ASSIGNMENT — One number, and no other words, should make up the answer: how many lines of the listing contain the string "JSON".

DATA SHOWN —
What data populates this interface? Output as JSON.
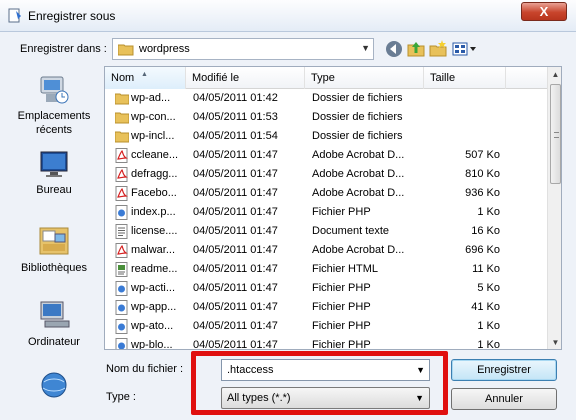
{
  "window": {
    "title": "Enregistrer sous",
    "close_label": "X"
  },
  "toolbar": {
    "save_in_label": "Enregistrer dans :",
    "location": "wordpress",
    "buttons": [
      "back-icon",
      "up-folder-icon",
      "new-folder-icon",
      "view-menu-icon"
    ]
  },
  "places": [
    {
      "label": "Emplacements récents",
      "icon": "recent-places-icon"
    },
    {
      "label": "Bureau",
      "icon": "desktop-icon"
    },
    {
      "label": "Bibliothèques",
      "icon": "libraries-icon"
    },
    {
      "label": "Ordinateur",
      "icon": "computer-icon"
    },
    {
      "label": "",
      "icon": "network-icon"
    }
  ],
  "columns": {
    "name": "Nom",
    "date": "Modifié le",
    "type": "Type",
    "size": "Taille"
  },
  "files": [
    {
      "name": "wp-ad...",
      "date": "04/05/2011 01:42",
      "type": "Dossier de fichiers",
      "size": "",
      "icon": "folder"
    },
    {
      "name": "wp-con...",
      "date": "04/05/2011 01:53",
      "type": "Dossier de fichiers",
      "size": "",
      "icon": "folder"
    },
    {
      "name": "wp-incl...",
      "date": "04/05/2011 01:54",
      "type": "Dossier de fichiers",
      "size": "",
      "icon": "folder"
    },
    {
      "name": "ccleane...",
      "date": "04/05/2011 01:47",
      "type": "Adobe Acrobat D...",
      "size": "507 Ko",
      "icon": "pdf"
    },
    {
      "name": "defragg...",
      "date": "04/05/2011 01:47",
      "type": "Adobe Acrobat D...",
      "size": "810 Ko",
      "icon": "pdf"
    },
    {
      "name": "Facebo...",
      "date": "04/05/2011 01:47",
      "type": "Adobe Acrobat D...",
      "size": "936 Ko",
      "icon": "pdf"
    },
    {
      "name": "index.p...",
      "date": "04/05/2011 01:47",
      "type": "Fichier PHP",
      "size": "1 Ko",
      "icon": "php"
    },
    {
      "name": "license....",
      "date": "04/05/2011 01:47",
      "type": "Document texte",
      "size": "16 Ko",
      "icon": "text"
    },
    {
      "name": "malwar...",
      "date": "04/05/2011 01:47",
      "type": "Adobe Acrobat D...",
      "size": "696 Ko",
      "icon": "pdf"
    },
    {
      "name": "readme...",
      "date": "04/05/2011 01:47",
      "type": "Fichier HTML",
      "size": "11 Ko",
      "icon": "html"
    },
    {
      "name": "wp-acti...",
      "date": "04/05/2011 01:47",
      "type": "Fichier PHP",
      "size": "5 Ko",
      "icon": "php"
    },
    {
      "name": "wp-app...",
      "date": "04/05/2011 01:47",
      "type": "Fichier PHP",
      "size": "41 Ko",
      "icon": "php"
    },
    {
      "name": "wp-ato...",
      "date": "04/05/2011 01:47",
      "type": "Fichier PHP",
      "size": "1 Ko",
      "icon": "php"
    },
    {
      "name": "wp-blo...",
      "date": "04/05/2011 01:47",
      "type": "Fichier PHP",
      "size": "1 Ko",
      "icon": "php"
    }
  ],
  "form": {
    "filename_label": "Nom du fichier :",
    "filename_value": ".htaccess",
    "type_label": "Type :",
    "type_value": "All types (*.*)"
  },
  "actions": {
    "save": "Enregistrer",
    "cancel": "Annuler"
  },
  "colors": {
    "highlight": "#e0100f",
    "title_bar": "#e4ecf6",
    "close_button": "#c8452c"
  }
}
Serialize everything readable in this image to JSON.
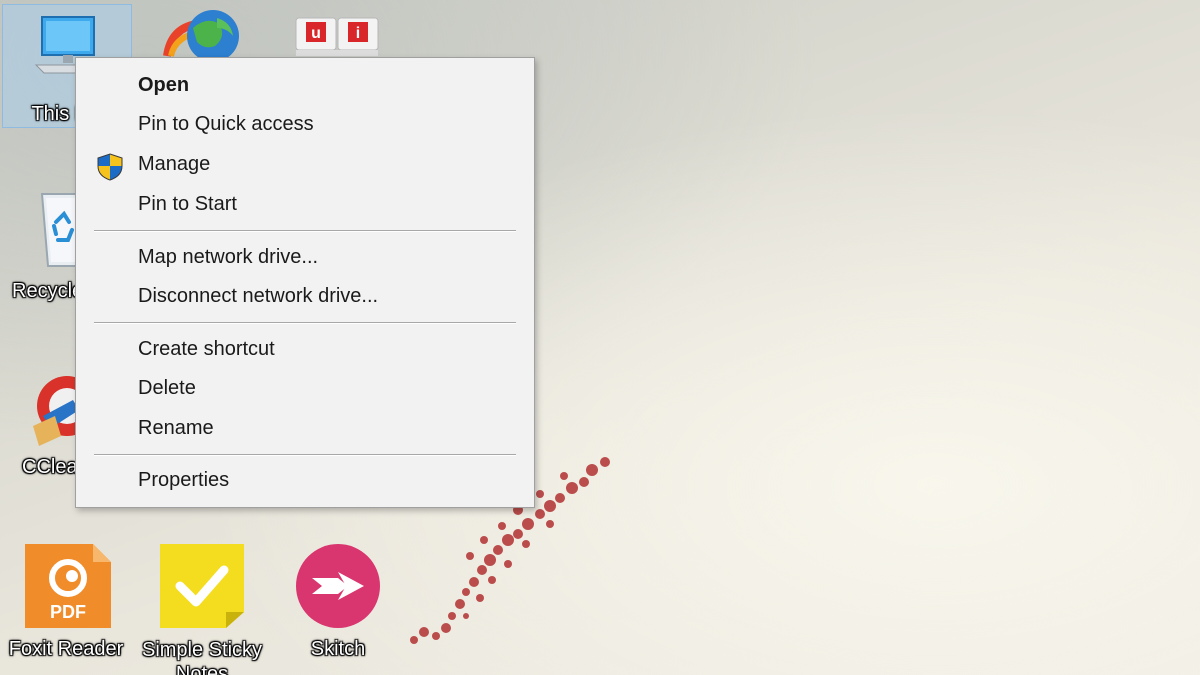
{
  "desktop": {
    "icons": [
      {
        "label": "This PC",
        "icon": "computer-icon"
      },
      {
        "label": "",
        "icon": "download-manager-icon"
      },
      {
        "label": "",
        "icon": "unikey-icon",
        "glyph_letters": [
          "u",
          "i"
        ]
      },
      {
        "label": "Recycle Bin",
        "icon": "recycle-bin-icon"
      },
      {
        "label": "CCleaner",
        "icon": "ccleaner-icon"
      },
      {
        "label": "Foxit Reader",
        "icon": "foxit-reader-icon",
        "badge": "PDF"
      },
      {
        "label": "Simple Sticky Notes",
        "icon": "sticky-notes-icon"
      },
      {
        "label": "Skitch",
        "icon": "skitch-icon"
      }
    ]
  },
  "context_menu": {
    "items": [
      {
        "label": "Open",
        "bold": true
      },
      {
        "label": "Pin to Quick access"
      },
      {
        "label": "Manage",
        "icon": "uac-shield-icon"
      },
      {
        "label": "Pin to Start"
      },
      {
        "label": "Map network drive..."
      },
      {
        "label": "Disconnect network drive..."
      },
      {
        "label": "Create shortcut"
      },
      {
        "label": "Delete"
      },
      {
        "label": "Rename"
      },
      {
        "label": "Properties"
      }
    ]
  },
  "colors": {
    "menu_background": "#f2f2f2",
    "menu_border": "#a0a0a0",
    "selection": "#aacdeb",
    "foxit_orange": "#f08c2a",
    "sticky_yellow": "#f4dc1e",
    "skitch_pink": "#d9356e",
    "shield_blue": "#1c6bc4",
    "shield_yellow": "#f6c21c"
  }
}
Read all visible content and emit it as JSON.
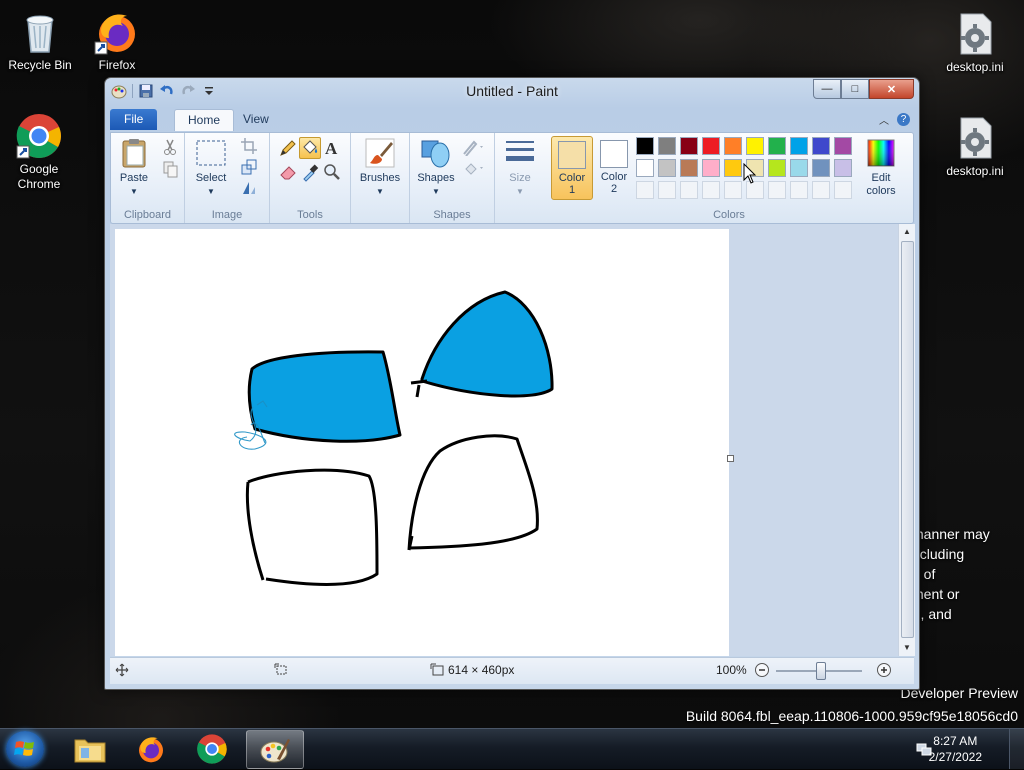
{
  "desktop": {
    "icons": [
      {
        "label": "Recycle Bin"
      },
      {
        "label": "Firefox"
      },
      {
        "label": "Google Chrome"
      },
      {
        "label": "desktop.ini"
      },
      {
        "label": "desktop.ini"
      }
    ],
    "watermark": {
      "partial_lines": [
        "manner may",
        "ncluding",
        "e of",
        "ment or",
        "f), and"
      ],
      "preview": "Developer Preview",
      "build": "Build 8064.fbl_eeap.110806-1000.959cf95e18056cd0"
    }
  },
  "window": {
    "title": "Untitled - Paint",
    "quick_access": [
      "paint-menu-icon",
      "save-icon",
      "undo-icon",
      "redo-icon",
      "customize-icon"
    ],
    "controls": {
      "minimize": "—",
      "maximize": "□",
      "close": "✕"
    }
  },
  "ribbon": {
    "tabs": [
      "File",
      "Home",
      "View"
    ],
    "active_tab": "Home",
    "groups": {
      "clipboard": {
        "label": "Clipboard",
        "paste": "Paste"
      },
      "image": {
        "label": "Image",
        "select": "Select"
      },
      "tools": {
        "label": "Tools"
      },
      "brushes": {
        "label": "Brushes"
      },
      "shapes": {
        "label": "Shapes"
      },
      "size": {
        "label": "Size"
      },
      "colors": {
        "label": "Colors",
        "color1": {
          "label": "Color",
          "num": "1",
          "value": "#f5dfa8"
        },
        "color2": {
          "label": "Color",
          "num": "2",
          "value": "#ffffff"
        },
        "edit": "Edit colors",
        "palette_row1": [
          "#000000",
          "#7f7f7f",
          "#880015",
          "#ed1c24",
          "#ff7f27",
          "#fff200",
          "#22b14c",
          "#00a2e8",
          "#3f48cc",
          "#a349a4"
        ],
        "palette_row2": [
          "#ffffff",
          "#c3c3c3",
          "#b97a57",
          "#ffaec9",
          "#ffc90e",
          "#efe4b0",
          "#b5e61d",
          "#99d9ea",
          "#7092be",
          "#c8bfe7"
        ]
      }
    }
  },
  "canvas": {
    "fill_color": "#0aa0e2",
    "outline_color": "#000000"
  },
  "status": {
    "dimensions": "614 × 460px",
    "zoom": "100%"
  },
  "taskbar": {
    "apps": [
      "windows-explorer-icon",
      "firefox-icon",
      "chrome-icon",
      "paint-icon"
    ],
    "active_app": "paint-icon",
    "time": "8:27 AM",
    "date": "2/27/2022"
  }
}
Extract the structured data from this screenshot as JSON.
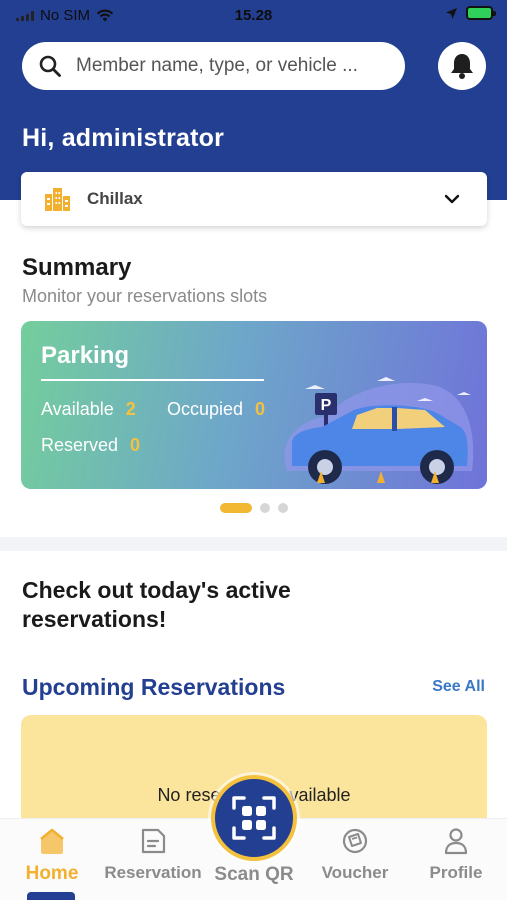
{
  "status_bar": {
    "carrier": "No SIM",
    "time": "15.28"
  },
  "header": {
    "search_placeholder": "Member name, type, or vehicle ...",
    "greeting": "Hi, administrator",
    "location": "Chillax"
  },
  "summary": {
    "title": "Summary",
    "subtitle": "Monitor your reservations slots",
    "card": {
      "title": "Parking",
      "available_label": "Available",
      "available_value": "2",
      "occupied_label": "Occupied",
      "occupied_value": "0",
      "reserved_label": "Reserved",
      "reserved_value": "0",
      "parking_sign": "P"
    },
    "carousel_pages": 3,
    "carousel_active": 0
  },
  "active_heading": "Check out today's active reservations!",
  "upcoming": {
    "title": "Upcoming Reservations",
    "see_all": "See All",
    "empty_text": "No reservation available"
  },
  "bottom_nav": {
    "items": [
      {
        "label": "Home",
        "icon": "home-icon",
        "active": true
      },
      {
        "label": "Reservation",
        "icon": "reservation-icon",
        "active": false
      },
      {
        "label": "Scan QR",
        "icon": "scan-qr-icon",
        "active": false
      },
      {
        "label": "Voucher",
        "icon": "voucher-icon",
        "active": false
      },
      {
        "label": "Profile",
        "icon": "profile-icon",
        "active": false
      }
    ]
  },
  "colors": {
    "brand_blue": "#233f91",
    "accent_yellow": "#f4c13e",
    "empty_card_bg": "#fbe49c",
    "link_blue": "#3a78c4"
  }
}
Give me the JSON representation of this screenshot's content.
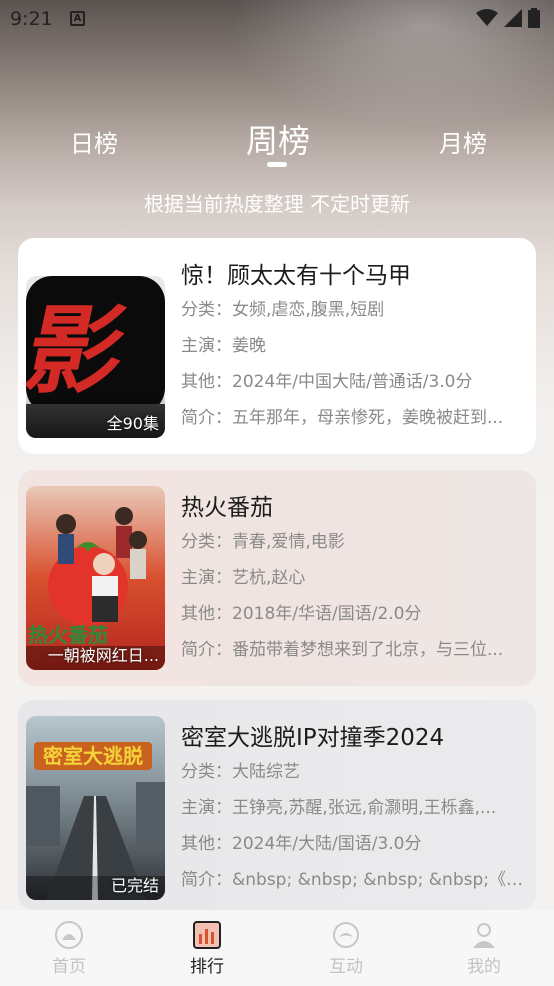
{
  "status": {
    "time": "9:21",
    "notif": "A"
  },
  "tabs": {
    "day": "日榜",
    "week": "周榜",
    "month": "月榜",
    "active": "week"
  },
  "subtitle": "根据当前热度整理 不定时更新",
  "list": [
    {
      "title": "惊！顾太太有十个马甲",
      "badge": "全90集",
      "poster_icon": "ying-logo",
      "category_label": "分类：",
      "category": "女频,虐恋,腹黑,短剧",
      "cast_label": "主演：",
      "cast": "姜晚",
      "other_label": "其他：",
      "other": "2024年/中国大陆/普通话/3.0分",
      "intro_label": "简介：",
      "intro": "五年那年，母亲惨死，姜晚被赶到..."
    },
    {
      "title": "热火番茄",
      "badge": "一朝被网红日...",
      "poster_icon": "tomato-poster",
      "category_label": "分类：",
      "category": "青春,爱情,电影",
      "cast_label": "主演：",
      "cast": "艺杭,赵心",
      "other_label": "其他：",
      "other": "2018年/华语/国语/2.0分",
      "intro_label": "简介：",
      "intro": "番茄带着梦想来到了北京，与三位..."
    },
    {
      "title": "密室大逃脱IP对撞季2024",
      "badge": "已完结",
      "poster_icon": "great-escape-poster",
      "category_label": "分类：",
      "category": "大陆综艺",
      "cast_label": "主演：",
      "cast": "王铮亮,苏醒,张远,俞灏明,王栎鑫,...",
      "other_label": "其他：",
      "other": "2024年/大陆/国语/3.0分",
      "intro_label": "简介：",
      "intro": "&nbsp; &nbsp; &nbsp; &nbsp;《密..."
    }
  ],
  "nav": {
    "home": "首页",
    "rank": "排行",
    "interact": "互动",
    "mine": "我的",
    "active": "rank"
  }
}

ANSWER FOR THIS EXERCISE — 5